Chances are you have salt on the dinner table every night, but a recent study has shown that your commonly used seasoning may actually be contaminated with microplastics.
Microplastics are tiny pieces of plastic smaller than five millimetres, which are formed when larger plastic products such as bottles break down.
The study, published in the peer-reviewed Environmental Science & Technology journal, analysed a selection of table salt brands from 21 countries across Europe, the Americas, Asia and Africa. It found that 36 of the 39 tested brands (over 90 per cent of the sample) contained particles of plastic. This raises serious concerns about the extent of plastic pollution, as well as how much plastic humans are consuming.
The levels of microplastics were found to be the highest in sea salt, followed by lake salt and then rock salt. This is perhaps unsurprising, given that according to the United Nations, nearly 13 million tonnes of plastic enters the world’s oceans every year.
The density of microplastics found in the salt also varied among different brands, but the study revealed that salts from Asian countries were particularly contaminated.

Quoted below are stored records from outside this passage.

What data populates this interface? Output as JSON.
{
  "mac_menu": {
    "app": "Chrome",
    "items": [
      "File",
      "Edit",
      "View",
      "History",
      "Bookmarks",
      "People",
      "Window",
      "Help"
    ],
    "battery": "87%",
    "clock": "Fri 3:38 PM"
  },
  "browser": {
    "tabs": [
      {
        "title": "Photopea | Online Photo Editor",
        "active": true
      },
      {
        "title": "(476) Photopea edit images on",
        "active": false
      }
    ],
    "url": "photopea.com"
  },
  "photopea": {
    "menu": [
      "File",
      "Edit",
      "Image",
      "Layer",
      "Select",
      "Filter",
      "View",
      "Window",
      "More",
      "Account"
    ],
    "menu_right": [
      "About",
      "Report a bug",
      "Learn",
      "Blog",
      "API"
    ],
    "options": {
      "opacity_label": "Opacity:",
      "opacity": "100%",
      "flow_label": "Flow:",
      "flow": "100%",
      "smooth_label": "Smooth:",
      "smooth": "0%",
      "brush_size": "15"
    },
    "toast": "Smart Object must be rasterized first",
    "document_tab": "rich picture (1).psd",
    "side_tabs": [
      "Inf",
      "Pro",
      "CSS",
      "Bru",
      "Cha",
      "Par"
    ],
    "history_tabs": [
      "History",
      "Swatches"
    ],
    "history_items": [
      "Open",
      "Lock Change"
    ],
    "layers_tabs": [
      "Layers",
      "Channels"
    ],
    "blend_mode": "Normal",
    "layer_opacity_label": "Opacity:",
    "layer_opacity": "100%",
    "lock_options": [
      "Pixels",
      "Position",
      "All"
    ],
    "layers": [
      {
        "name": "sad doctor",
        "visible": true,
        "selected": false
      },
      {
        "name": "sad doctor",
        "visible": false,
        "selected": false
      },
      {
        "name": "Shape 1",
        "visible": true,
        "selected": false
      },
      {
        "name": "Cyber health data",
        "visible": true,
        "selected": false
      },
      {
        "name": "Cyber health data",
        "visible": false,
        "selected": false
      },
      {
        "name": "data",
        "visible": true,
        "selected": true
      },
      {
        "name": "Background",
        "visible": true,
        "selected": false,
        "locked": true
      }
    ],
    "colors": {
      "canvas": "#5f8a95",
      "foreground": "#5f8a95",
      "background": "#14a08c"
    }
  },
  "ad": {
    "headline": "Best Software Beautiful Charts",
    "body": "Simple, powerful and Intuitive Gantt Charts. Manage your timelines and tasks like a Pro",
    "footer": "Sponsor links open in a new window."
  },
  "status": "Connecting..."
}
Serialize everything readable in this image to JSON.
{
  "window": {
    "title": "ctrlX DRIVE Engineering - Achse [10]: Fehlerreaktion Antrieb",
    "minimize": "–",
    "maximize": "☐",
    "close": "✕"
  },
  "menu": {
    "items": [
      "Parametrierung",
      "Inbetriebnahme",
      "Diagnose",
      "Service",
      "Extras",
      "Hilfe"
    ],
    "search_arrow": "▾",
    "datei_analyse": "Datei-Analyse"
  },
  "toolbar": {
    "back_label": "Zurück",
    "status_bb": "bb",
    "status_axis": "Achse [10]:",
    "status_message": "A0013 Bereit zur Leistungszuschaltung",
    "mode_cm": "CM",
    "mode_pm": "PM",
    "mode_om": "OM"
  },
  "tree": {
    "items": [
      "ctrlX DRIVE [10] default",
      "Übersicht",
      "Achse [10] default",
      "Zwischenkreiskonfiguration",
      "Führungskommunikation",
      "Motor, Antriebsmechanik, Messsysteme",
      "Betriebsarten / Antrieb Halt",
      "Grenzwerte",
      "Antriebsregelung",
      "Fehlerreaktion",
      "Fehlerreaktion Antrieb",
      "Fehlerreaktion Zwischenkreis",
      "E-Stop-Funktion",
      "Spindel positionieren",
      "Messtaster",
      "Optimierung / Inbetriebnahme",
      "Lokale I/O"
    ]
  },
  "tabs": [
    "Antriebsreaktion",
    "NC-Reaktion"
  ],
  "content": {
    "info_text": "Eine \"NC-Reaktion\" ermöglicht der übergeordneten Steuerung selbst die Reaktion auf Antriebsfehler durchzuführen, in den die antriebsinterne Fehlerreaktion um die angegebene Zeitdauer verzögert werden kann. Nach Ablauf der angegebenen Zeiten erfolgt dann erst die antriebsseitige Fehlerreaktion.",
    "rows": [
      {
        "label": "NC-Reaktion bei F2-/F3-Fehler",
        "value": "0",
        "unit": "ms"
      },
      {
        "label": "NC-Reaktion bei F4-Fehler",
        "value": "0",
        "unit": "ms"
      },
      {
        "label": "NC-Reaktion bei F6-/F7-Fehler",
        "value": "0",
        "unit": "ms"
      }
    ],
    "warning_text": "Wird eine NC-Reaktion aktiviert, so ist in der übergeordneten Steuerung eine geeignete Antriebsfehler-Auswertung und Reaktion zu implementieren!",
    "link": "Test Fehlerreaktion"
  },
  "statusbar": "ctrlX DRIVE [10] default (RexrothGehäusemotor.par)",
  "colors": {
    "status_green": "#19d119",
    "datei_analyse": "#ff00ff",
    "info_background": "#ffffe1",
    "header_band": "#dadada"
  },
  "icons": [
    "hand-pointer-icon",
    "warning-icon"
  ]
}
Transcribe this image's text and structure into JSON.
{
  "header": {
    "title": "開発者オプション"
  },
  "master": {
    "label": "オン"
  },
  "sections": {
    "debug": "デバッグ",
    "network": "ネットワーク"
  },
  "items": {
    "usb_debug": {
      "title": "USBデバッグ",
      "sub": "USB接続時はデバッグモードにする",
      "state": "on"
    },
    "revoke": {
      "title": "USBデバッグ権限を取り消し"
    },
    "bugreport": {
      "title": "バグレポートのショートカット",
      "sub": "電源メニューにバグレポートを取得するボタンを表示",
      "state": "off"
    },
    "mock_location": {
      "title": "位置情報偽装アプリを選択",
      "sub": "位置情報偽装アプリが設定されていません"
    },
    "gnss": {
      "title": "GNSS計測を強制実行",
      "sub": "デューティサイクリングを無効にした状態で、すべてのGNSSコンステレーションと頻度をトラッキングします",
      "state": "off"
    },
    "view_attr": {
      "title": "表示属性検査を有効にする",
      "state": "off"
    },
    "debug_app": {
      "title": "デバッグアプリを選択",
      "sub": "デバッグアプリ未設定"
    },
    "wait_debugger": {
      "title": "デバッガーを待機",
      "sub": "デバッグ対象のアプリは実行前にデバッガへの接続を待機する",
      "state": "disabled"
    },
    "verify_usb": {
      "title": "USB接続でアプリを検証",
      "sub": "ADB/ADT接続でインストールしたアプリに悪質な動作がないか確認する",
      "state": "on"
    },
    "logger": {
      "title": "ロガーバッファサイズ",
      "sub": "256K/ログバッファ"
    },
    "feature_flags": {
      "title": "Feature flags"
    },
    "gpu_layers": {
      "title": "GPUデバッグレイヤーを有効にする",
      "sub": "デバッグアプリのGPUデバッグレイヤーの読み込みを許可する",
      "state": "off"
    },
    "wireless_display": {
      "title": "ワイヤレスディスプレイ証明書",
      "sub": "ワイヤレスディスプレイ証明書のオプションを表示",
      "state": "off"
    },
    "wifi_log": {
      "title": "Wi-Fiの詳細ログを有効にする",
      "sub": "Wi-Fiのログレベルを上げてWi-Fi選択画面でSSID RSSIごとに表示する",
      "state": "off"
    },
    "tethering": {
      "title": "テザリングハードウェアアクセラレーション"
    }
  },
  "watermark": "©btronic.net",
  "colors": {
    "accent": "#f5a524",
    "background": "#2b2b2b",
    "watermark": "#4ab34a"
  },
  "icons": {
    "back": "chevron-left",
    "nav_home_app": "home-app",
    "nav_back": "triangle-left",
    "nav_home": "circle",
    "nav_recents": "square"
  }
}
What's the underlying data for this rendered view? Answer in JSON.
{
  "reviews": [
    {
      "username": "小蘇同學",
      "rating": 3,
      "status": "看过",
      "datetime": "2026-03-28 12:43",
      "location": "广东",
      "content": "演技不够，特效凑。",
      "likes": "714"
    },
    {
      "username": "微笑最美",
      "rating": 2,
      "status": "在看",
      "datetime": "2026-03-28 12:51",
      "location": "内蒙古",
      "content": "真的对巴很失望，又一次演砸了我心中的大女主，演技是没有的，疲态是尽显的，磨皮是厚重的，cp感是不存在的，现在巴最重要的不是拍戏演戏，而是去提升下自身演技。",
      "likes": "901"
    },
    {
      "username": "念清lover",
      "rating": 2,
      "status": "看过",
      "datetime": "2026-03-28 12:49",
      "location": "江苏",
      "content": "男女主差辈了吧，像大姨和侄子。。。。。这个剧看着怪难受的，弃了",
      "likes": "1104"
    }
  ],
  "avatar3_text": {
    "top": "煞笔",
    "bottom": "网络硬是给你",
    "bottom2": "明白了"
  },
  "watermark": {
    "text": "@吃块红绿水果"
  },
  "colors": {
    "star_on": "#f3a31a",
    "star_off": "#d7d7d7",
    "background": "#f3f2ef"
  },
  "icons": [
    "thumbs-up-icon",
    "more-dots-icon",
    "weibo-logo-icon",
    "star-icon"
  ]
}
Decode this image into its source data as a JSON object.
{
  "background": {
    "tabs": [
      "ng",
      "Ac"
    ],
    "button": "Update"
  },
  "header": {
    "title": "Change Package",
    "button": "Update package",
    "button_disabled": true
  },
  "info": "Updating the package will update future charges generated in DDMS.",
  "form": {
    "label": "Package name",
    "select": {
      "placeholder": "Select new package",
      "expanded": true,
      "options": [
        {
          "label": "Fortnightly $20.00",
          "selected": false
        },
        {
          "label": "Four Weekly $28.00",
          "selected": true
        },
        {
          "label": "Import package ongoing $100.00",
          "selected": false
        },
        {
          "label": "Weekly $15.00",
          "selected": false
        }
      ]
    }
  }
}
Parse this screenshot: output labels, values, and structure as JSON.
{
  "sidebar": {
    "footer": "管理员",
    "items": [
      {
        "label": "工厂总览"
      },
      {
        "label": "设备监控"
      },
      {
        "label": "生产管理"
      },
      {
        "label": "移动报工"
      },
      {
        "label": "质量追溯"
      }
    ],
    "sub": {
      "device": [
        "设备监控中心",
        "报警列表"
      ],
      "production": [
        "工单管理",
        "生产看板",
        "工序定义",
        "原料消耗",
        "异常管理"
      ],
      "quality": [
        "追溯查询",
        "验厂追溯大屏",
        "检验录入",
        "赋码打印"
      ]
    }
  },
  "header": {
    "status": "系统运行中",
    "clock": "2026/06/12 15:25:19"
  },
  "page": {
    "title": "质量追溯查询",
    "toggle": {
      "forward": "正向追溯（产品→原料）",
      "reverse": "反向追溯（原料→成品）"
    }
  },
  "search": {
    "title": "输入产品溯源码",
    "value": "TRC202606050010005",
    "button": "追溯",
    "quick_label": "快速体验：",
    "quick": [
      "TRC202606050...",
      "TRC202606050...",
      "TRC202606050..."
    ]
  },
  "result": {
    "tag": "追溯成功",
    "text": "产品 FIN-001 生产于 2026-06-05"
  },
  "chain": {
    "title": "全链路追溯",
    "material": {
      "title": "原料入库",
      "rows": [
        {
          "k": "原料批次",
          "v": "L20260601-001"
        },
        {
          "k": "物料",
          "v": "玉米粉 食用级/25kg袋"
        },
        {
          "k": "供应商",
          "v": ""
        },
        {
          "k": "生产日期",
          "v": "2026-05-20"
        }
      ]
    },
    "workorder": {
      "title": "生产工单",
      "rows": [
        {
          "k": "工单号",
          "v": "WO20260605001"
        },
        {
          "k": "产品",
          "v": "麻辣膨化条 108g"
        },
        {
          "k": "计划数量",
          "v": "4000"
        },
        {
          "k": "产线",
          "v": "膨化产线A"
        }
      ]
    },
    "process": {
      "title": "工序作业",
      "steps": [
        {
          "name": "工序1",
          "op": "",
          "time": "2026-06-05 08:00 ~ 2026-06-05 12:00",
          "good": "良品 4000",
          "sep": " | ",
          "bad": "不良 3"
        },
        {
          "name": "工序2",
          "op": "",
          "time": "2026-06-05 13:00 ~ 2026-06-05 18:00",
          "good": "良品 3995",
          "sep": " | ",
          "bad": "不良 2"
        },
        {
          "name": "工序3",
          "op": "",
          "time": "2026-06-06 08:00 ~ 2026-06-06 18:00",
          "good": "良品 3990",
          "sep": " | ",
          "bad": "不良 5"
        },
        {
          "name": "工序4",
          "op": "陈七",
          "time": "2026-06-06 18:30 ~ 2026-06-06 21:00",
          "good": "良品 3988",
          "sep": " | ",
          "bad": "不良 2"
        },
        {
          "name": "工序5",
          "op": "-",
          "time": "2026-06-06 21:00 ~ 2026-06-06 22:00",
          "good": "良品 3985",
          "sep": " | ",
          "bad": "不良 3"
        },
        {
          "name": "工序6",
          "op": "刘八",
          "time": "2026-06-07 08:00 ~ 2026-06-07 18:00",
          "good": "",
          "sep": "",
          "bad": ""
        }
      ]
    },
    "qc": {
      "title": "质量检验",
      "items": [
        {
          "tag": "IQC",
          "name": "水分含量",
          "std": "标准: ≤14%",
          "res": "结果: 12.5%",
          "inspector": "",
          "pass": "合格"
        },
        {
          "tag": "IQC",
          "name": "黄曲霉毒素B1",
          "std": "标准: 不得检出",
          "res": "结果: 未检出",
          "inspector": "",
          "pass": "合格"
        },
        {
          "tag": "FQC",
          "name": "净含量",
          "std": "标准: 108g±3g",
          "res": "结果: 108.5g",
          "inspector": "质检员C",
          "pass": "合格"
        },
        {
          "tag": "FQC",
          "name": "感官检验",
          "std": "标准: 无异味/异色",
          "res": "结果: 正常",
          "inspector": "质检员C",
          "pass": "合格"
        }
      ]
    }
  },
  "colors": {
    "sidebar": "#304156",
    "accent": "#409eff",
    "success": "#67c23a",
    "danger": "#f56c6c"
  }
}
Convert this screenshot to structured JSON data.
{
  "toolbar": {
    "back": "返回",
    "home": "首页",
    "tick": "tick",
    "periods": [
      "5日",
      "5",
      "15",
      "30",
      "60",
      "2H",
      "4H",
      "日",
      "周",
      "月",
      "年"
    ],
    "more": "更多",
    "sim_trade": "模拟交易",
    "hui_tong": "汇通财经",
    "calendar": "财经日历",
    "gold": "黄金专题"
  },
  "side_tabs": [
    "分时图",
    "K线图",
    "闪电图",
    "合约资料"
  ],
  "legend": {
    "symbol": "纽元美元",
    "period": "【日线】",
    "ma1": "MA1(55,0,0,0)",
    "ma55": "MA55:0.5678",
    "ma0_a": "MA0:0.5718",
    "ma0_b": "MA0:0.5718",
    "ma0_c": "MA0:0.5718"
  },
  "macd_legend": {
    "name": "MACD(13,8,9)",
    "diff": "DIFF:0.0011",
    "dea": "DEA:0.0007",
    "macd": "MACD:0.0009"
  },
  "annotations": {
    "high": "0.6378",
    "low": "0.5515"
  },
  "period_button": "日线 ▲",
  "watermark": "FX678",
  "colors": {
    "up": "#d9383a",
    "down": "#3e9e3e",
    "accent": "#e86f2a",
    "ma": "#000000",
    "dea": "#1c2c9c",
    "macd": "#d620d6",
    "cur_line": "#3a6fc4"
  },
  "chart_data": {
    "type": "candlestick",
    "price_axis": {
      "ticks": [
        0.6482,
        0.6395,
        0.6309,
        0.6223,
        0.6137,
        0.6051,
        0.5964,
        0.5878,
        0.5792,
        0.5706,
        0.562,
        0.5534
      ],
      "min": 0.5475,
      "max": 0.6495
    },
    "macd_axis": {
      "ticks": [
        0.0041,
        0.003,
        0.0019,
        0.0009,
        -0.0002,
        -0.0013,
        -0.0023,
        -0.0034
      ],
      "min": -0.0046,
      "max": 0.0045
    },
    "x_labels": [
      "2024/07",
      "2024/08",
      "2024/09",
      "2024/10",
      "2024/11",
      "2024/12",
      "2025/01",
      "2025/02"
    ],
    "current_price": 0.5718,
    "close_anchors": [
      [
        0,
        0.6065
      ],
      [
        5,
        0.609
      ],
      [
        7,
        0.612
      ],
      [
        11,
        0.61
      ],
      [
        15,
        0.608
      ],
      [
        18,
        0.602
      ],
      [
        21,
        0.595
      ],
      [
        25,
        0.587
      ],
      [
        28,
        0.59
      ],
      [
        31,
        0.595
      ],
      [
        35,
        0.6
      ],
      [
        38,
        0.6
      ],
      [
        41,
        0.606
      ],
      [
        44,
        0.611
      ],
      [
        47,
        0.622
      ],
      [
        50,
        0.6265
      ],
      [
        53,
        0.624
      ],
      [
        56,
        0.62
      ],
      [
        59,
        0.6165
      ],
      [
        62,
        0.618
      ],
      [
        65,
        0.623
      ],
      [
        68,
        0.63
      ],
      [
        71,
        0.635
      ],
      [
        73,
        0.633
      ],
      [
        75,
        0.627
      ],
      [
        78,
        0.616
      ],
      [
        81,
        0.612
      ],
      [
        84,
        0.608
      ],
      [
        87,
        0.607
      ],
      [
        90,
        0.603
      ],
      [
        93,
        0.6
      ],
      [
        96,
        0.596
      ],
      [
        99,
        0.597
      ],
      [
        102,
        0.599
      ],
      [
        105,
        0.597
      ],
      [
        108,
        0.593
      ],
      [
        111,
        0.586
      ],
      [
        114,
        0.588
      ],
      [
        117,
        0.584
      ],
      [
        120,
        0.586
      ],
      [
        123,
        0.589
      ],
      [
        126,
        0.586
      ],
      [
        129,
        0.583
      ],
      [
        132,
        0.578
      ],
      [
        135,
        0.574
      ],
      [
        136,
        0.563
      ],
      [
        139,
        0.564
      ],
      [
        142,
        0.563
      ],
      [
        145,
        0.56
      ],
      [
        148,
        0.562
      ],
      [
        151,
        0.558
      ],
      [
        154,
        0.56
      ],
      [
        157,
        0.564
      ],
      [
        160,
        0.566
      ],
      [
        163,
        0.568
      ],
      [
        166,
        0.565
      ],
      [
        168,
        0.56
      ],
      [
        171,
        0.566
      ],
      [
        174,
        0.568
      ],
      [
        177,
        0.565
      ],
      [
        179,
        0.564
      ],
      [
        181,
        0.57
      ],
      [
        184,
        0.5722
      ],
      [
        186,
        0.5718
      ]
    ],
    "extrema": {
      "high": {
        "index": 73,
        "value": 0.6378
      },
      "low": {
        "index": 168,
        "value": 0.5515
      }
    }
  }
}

The greatest quantities of microplastics were found in salt sold in Indonesia – which in 2015 was rated as the country with the second-highest level of plastic pollution in the world.
The study estimates that the average adult consumes approximately 2000 microplastics per year through salt. This adds to the microplastics we are potentially consuming through the food chain, and research this year has also suggested we could be ingesting them through bottled water and beer. The health impact of consuming microplastics is not currently known, though the US National Institutes of Health has said that it could cause harm through “physical and chemical pathways.”